**PROBLEM TO WORK ON**
Counting only lines below that hold "icon", give the total alone.

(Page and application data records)
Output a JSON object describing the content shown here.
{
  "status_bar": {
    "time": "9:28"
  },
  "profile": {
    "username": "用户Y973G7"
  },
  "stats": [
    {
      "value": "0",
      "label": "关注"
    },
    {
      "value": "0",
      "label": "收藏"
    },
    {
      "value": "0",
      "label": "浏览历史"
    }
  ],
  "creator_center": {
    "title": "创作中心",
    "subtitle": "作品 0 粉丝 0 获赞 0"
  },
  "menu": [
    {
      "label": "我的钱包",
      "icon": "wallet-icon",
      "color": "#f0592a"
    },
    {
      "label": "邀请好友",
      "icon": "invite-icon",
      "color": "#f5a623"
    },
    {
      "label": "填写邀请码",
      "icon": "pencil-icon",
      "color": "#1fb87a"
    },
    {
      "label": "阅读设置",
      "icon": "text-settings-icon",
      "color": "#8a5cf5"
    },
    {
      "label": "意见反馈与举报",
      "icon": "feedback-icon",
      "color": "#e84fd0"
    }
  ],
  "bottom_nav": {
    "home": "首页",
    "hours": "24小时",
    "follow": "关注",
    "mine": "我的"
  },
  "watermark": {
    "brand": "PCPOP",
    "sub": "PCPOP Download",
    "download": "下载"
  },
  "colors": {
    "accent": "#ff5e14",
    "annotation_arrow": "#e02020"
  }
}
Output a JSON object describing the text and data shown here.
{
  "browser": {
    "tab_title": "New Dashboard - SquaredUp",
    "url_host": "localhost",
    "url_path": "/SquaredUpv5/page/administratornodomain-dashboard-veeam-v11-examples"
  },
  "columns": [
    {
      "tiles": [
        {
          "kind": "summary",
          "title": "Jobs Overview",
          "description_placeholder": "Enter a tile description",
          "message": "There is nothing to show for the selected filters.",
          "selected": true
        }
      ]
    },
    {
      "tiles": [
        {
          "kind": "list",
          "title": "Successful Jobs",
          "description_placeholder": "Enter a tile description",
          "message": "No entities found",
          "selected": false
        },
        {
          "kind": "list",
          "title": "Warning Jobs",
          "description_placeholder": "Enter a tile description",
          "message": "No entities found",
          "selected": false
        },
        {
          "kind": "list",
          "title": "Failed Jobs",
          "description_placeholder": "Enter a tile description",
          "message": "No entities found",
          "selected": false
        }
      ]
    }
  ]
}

**EXPECTED OUTPUT**
5